On the other hand, he's writing for an audience that expects a certain number of 'thriller' buttons to be pushed. There has to be surprise, revelation, mysterious bad guys and violence. All of which he supplies, but in an almost mechanical fashion. The plot events whir like cogs and bring us to a resolution, but it's as if the two sides of the story don't quite fit together, the cogs don't mesh.
And this is clear in the sense of 'Wha' happened?' that hits you at the end of the story. The resolution brings a lack of resolution. Is Mikael Bellman a bad guy or not? What part did the character Dubai play in the story? Why did we spend so much time with Tord Schulz at the beginning of the book when he disappears so rapidly afterwards? And the book ends with an even bigger mystery than it began with, that I can't mention because it would be the biggest spoiler of all ...

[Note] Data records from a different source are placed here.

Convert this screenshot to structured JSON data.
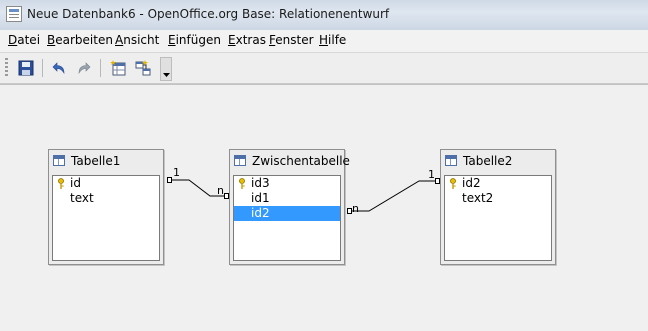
{
  "window": {
    "title": "Neue Datenbank6 - OpenOffice.org Base: Relationenentwurf"
  },
  "menu": [
    "Datei",
    "Bearbeiten",
    "Ansicht",
    "Einfügen",
    "Extras",
    "Fenster",
    "Hilfe"
  ],
  "toolbar": {
    "icons": [
      "save-icon",
      "undo-icon",
      "redo-icon",
      "add-table-icon",
      "new-relation-icon",
      "toolbar-overflow-icon"
    ]
  },
  "tables": [
    {
      "name": "Tabelle1",
      "fields": [
        {
          "name": "id",
          "key": true
        },
        {
          "name": "text",
          "key": false
        }
      ]
    },
    {
      "name": "Zwischentabelle",
      "fields": [
        {
          "name": "id3",
          "key": true
        },
        {
          "name": "id1",
          "key": false
        },
        {
          "name": "id2",
          "key": false,
          "selected": true
        }
      ]
    },
    {
      "name": "Tabelle2",
      "fields": [
        {
          "name": "id2",
          "key": true
        },
        {
          "name": "text2",
          "key": false
        }
      ]
    }
  ],
  "relations": [
    {
      "from": "Tabelle1",
      "to": "Zwischentabelle",
      "from_card": "1",
      "to_card": "n"
    },
    {
      "from": "Tabelle2",
      "to": "Zwischentabelle",
      "from_card": "1",
      "to_card": "n"
    }
  ],
  "colors": {
    "selection": "#3399ff",
    "key": "#d4a800"
  }
}
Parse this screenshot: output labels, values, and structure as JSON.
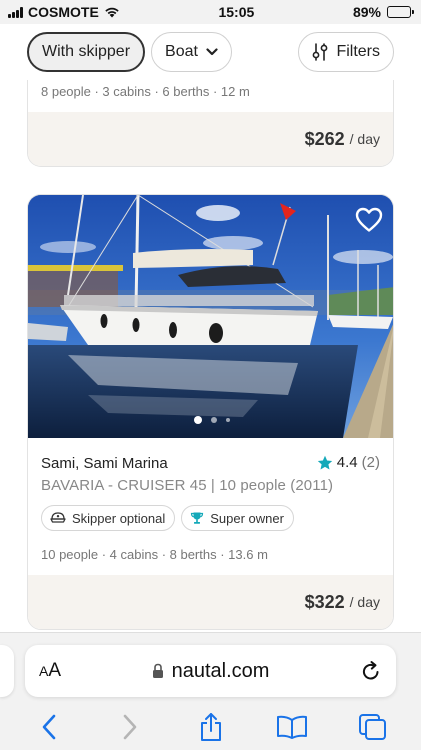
{
  "status_bar": {
    "carrier": "COSMOTE",
    "time": "15:05",
    "battery": "89%",
    "battery_level": 0.89
  },
  "filters": {
    "skipper_label": "With skipper",
    "boat_label": "Boat",
    "filters_label": "Filters"
  },
  "listing_1": {
    "specs": "8 people · 3 cabins · 6 berths · 12 m",
    "price": "$262",
    "per": "/ day"
  },
  "listing_2": {
    "location": "Sami, Sami Marina",
    "rating": "4.4",
    "reviews": "(2)",
    "model": "BAVARIA - CRUISER 45 | 10 people (2011)",
    "badges": [
      "Skipper optional",
      "Super owner"
    ],
    "specs": "10 people · 4 cabins · 8 berths · 13.6 m",
    "price": "$322",
    "per": "/ day",
    "photo_count_shown": 3,
    "active_photo": 1
  },
  "browser": {
    "aa_large": "A",
    "aa_small": "A",
    "url": "nautal.com"
  },
  "colors": {
    "accent_blue": "#1a73e8",
    "star_teal": "#14a9b9",
    "price_band": "#f6f3ef"
  },
  "icons": {
    "heart": "heart-outline-icon",
    "star": "star-icon",
    "skipper": "skipper-hat-icon",
    "super_owner": "trophy-icon",
    "lock": "lock-icon",
    "reload": "reload-icon"
  }
}
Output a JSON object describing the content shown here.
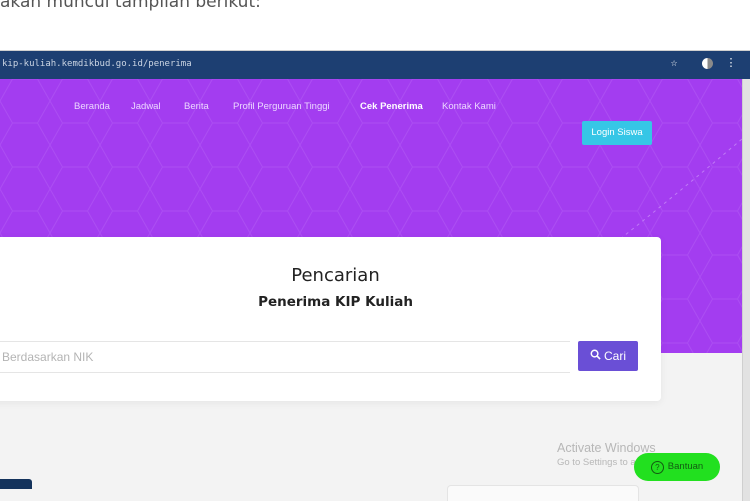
{
  "article": {
    "text": "akan muncul tampilan berikut:"
  },
  "browser": {
    "url": "kip-kuliah.kemdikbud.go.id/penerima",
    "icons": {
      "bookmark": "star-icon",
      "extension": "extension-icon",
      "menu": "kebab-menu-icon"
    }
  },
  "nav": {
    "items": [
      {
        "label": "Beranda"
      },
      {
        "label": "Jadwal"
      },
      {
        "label": "Berita"
      },
      {
        "label": "Profil Perguruan Tinggi"
      },
      {
        "label": "Cek Penerima"
      },
      {
        "label": "Kontak Kami"
      }
    ],
    "login_label": "Login Siswa"
  },
  "search": {
    "title": "Pencarian",
    "subtitle": "Penerima KIP Kuliah",
    "placeholder": "Berdasarkan NIK",
    "button_label": "Cari"
  },
  "os_watermark": {
    "line1": "Activate Windows",
    "line2": "Go to Settings to activate Windows."
  },
  "help": {
    "label": "Bantuan"
  },
  "colors": {
    "hero": "#a33df0",
    "login": "#36c6e6",
    "search_button": "#6a4fd6",
    "help_button": "#22e01f",
    "address_bar": "#1d3f72"
  }
}
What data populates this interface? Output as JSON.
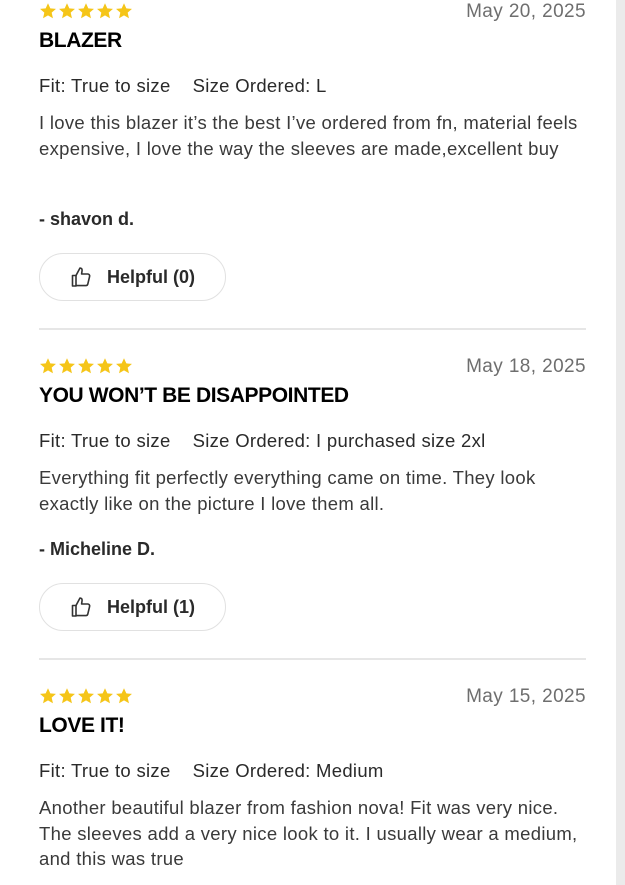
{
  "reviews": [
    {
      "stars": 5,
      "date": "May 20, 2025",
      "title": "BLAZER",
      "fit": "Fit: True to size",
      "size_ordered": "Size Ordered: L",
      "body": "I love this blazer it’s the best I’ve ordered from fn, material feels expensive, I love the way the sleeves are made,excellent buy",
      "author": "- shavon d.",
      "helpful_label": "Helpful (0)"
    },
    {
      "stars": 5,
      "date": "May 18, 2025",
      "title": "YOU WON’T BE DISAPPOINTED",
      "fit": "Fit: True to size",
      "size_ordered": "Size Ordered: I purchased size 2xl",
      "body": "Everything fit perfectly everything came on time. They look exactly like on the picture I love them all.",
      "author": "- Micheline D.",
      "helpful_label": "Helpful (1)"
    },
    {
      "stars": 5,
      "date": "May 15, 2025",
      "title": "LOVE IT!",
      "fit": "Fit: True to size",
      "size_ordered": "Size Ordered: Medium",
      "body": "Another beautiful blazer from fashion nova! Fit was very nice. The sleeves add a very nice look to it. I usually wear a medium, and this was true",
      "author": "",
      "helpful_label": ""
    }
  ],
  "colors": {
    "star": "#f5c518",
    "divider": "#e6e6e6"
  },
  "icons": {
    "star": "star-icon",
    "helpful": "thumbs-up-icon"
  }
}
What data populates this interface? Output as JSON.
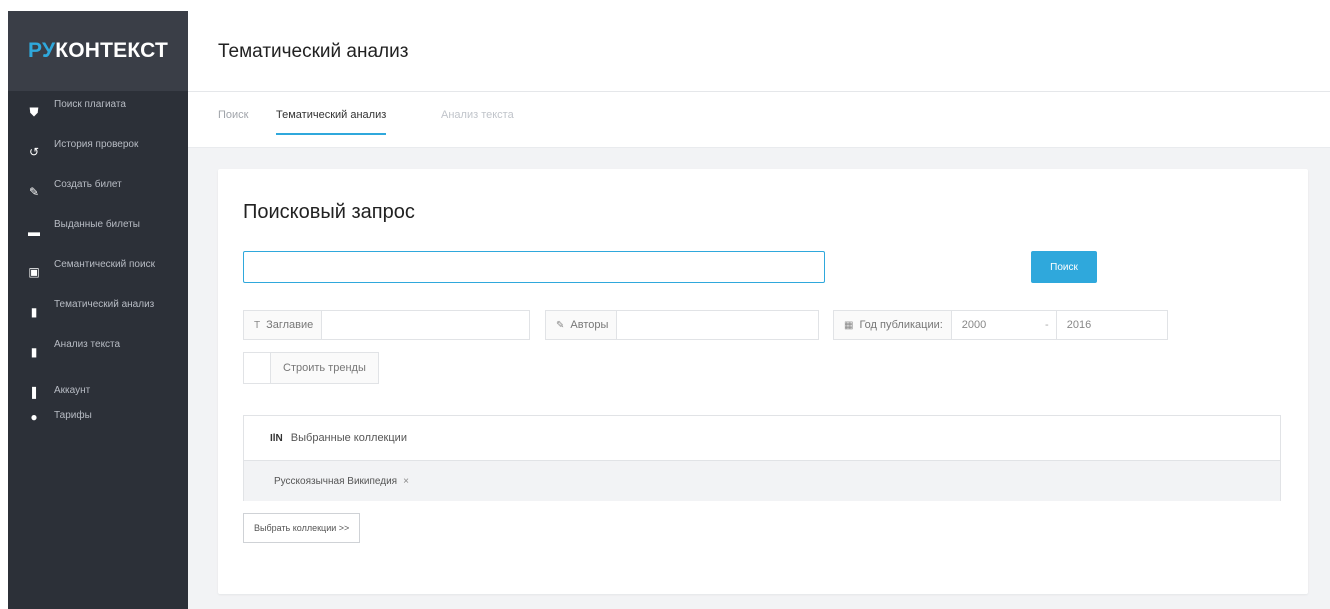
{
  "brand": {
    "part1": "РУ",
    "part2": "КОНТЕКСТ",
    "accent": "#2fa8dc",
    "sidebar_bg": "#2c3038"
  },
  "sidebar": {
    "items": [
      {
        "icon": "shield-icon",
        "glyph": "⛊",
        "label": "Поиск плагиата"
      },
      {
        "icon": "history-icon",
        "glyph": "↺",
        "label": "История проверок"
      },
      {
        "icon": "pencil-icon",
        "glyph": "✎",
        "label": "Создать билет"
      },
      {
        "icon": "folder-icon",
        "glyph": "▬",
        "label": "Выданные билеты"
      },
      {
        "icon": "search-doc-icon",
        "glyph": "▣",
        "label": "Семантический поиск"
      },
      {
        "icon": "doc-icon",
        "glyph": "▮",
        "label": "Тематический анализ"
      },
      {
        "icon": "file-icon",
        "glyph": "▮",
        "label": "Анализ текста"
      },
      {
        "icon": "user-icon",
        "glyph": "❚",
        "label": "Аккаунт"
      },
      {
        "icon": "info-icon",
        "glyph": "●",
        "label": "Тарифы"
      }
    ]
  },
  "header": {
    "title": "Тематический анализ"
  },
  "tabs": [
    {
      "label": "Поиск"
    },
    {
      "label": "Тематический анализ",
      "active": true
    },
    {
      "label": "Анализ текста"
    }
  ],
  "form": {
    "title": "Поисковый запрос",
    "search_value": "",
    "search_button": "Поиск",
    "title_filter": {
      "icon": "text-icon",
      "label": "Заглавие",
      "value": ""
    },
    "authors_filter": {
      "icon": "pencil-icon",
      "label": "Авторы",
      "value": ""
    },
    "year_filter": {
      "icon": "calendar-icon",
      "label": "Год публикации:",
      "from": "2000",
      "separator": "-",
      "to": "2016"
    },
    "trends_label": "Строить тренды",
    "collections": {
      "header": "Выбранные коллекции",
      "items": [
        {
          "label": "Русскоязычная Википедия",
          "remove": "×"
        }
      ]
    },
    "choose_button": "Выбрать коллекции >>"
  }
}
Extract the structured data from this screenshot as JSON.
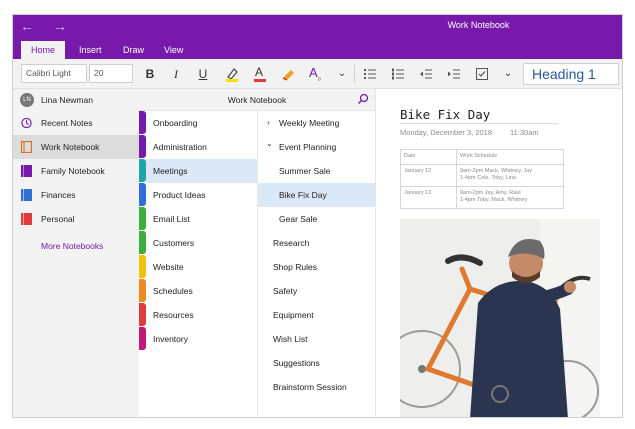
{
  "window": {
    "title": "Work Notebook"
  },
  "ribbon": {
    "tabs": [
      "Home",
      "Insert",
      "Draw",
      "View"
    ],
    "active_tab": "Home"
  },
  "toolbar": {
    "font_name": "Calibri Light",
    "font_size": "20",
    "style": "Heading 1",
    "icons": [
      "bold-icon",
      "italic-icon",
      "underline-icon",
      "highlight-icon",
      "font-color-icon",
      "clear-format-icon",
      "text-styles-icon",
      "chevron-down-icon",
      "bullet-list-icon",
      "numbered-list-icon",
      "outdent-icon",
      "indent-icon",
      "checkbox-icon",
      "chevron-down-icon"
    ],
    "glyphs": {
      "bold": "B",
      "italic": "I",
      "underline": "U",
      "font_color": "A",
      "text_styles": "A",
      "chevron": "⌄"
    }
  },
  "user": {
    "initials": "LN",
    "name": "Lina Newman"
  },
  "notebooks": {
    "items": [
      {
        "label": "Recent Notes",
        "icon": "clock-icon",
        "color": "#7719aa"
      },
      {
        "label": "Work Notebook",
        "icon": "notebook-icon",
        "color": "#d86b1f"
      },
      {
        "label": "Family Notebook",
        "icon": "notebook-icon",
        "color": "#7719aa"
      },
      {
        "label": "Finances",
        "icon": "notebook-icon",
        "color": "#2f6fd6"
      },
      {
        "label": "Personal",
        "icon": "notebook-icon",
        "color": "#e03c3c"
      }
    ],
    "more_label": "More Notebooks",
    "active_index": 1
  },
  "section_header": {
    "title": "Work Notebook"
  },
  "sections": {
    "items": [
      {
        "label": "Onboarding",
        "color": "#7719aa"
      },
      {
        "label": "Administration",
        "color": "#7719aa"
      },
      {
        "label": "Meetings",
        "color": "#1fa5a5"
      },
      {
        "label": "Product Ideas",
        "color": "#2f6fd6"
      },
      {
        "label": "Email List",
        "color": "#3cae3c"
      },
      {
        "label": "Customers",
        "color": "#3cae3c"
      },
      {
        "label": "Website",
        "color": "#f4c20d"
      },
      {
        "label": "Schedules",
        "color": "#f08a1c"
      },
      {
        "label": "Resources",
        "color": "#e03c3c"
      },
      {
        "label": "Inventory",
        "color": "#c2187a"
      }
    ],
    "active_index": 2
  },
  "pages": {
    "items": [
      {
        "label": "Weekly Meeting",
        "chevron": "›",
        "indent": 0
      },
      {
        "label": "Event Planning",
        "chevron": "⌄",
        "indent": 0
      },
      {
        "label": "Summer Sale",
        "chevron": "",
        "indent": 1
      },
      {
        "label": "Bike Fix Day",
        "chevron": "",
        "indent": 1
      },
      {
        "label": "Gear Sale",
        "chevron": "",
        "indent": 1
      },
      {
        "label": "Research",
        "chevron": "",
        "indent": 0
      },
      {
        "label": "Shop Rules",
        "chevron": "",
        "indent": 0
      },
      {
        "label": "Safety",
        "chevron": "",
        "indent": 0
      },
      {
        "label": "Equipment",
        "chevron": "",
        "indent": 0
      },
      {
        "label": "Wish List",
        "chevron": "",
        "indent": 0
      },
      {
        "label": "Suggestions",
        "chevron": "",
        "indent": 0
      },
      {
        "label": "Brainstorm Session",
        "chevron": "",
        "indent": 0
      }
    ],
    "active_index": 3
  },
  "page": {
    "title": "Bike Fix Day",
    "date": "Monday, December 3, 2018",
    "time": "11:30am",
    "table": {
      "headers": [
        "Date",
        "Work Schedule"
      ],
      "rows": [
        [
          "January 12",
          "9am-2pm Mack, Whitney, Jay\n1-4pm Cole, Toby, Lina"
        ],
        [
          "January 13",
          "9am-2pm Jay, Amy, Raul\n1-4pm Toby, Mack, Whitney"
        ]
      ]
    }
  },
  "colors": {
    "accent": "#7719aa",
    "selection": "#dbe9f7",
    "heading_style": "#2b5797"
  }
}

Jo Nesbo is extremely popular and rightly so. His earlier books had prodigious bad guys, well-tooled plots and a character in Harry Hole who suffered physically and psychologically for our enjoyment. In Phantom, I'm afraid that the plotting tactics he's used before - concealing 'real' identities from the reader, revealing back-story bit-by-bit to explain the present narrative, using interesting killing tools, punishing his hero - have tipped over the edge into self-parody. He's certainly pushing the envelope of what he does as a writer, but this time it's at the expense of coherence and, in the end, enjoyment.
(Taken from my blog at Crime Writing Confidential.)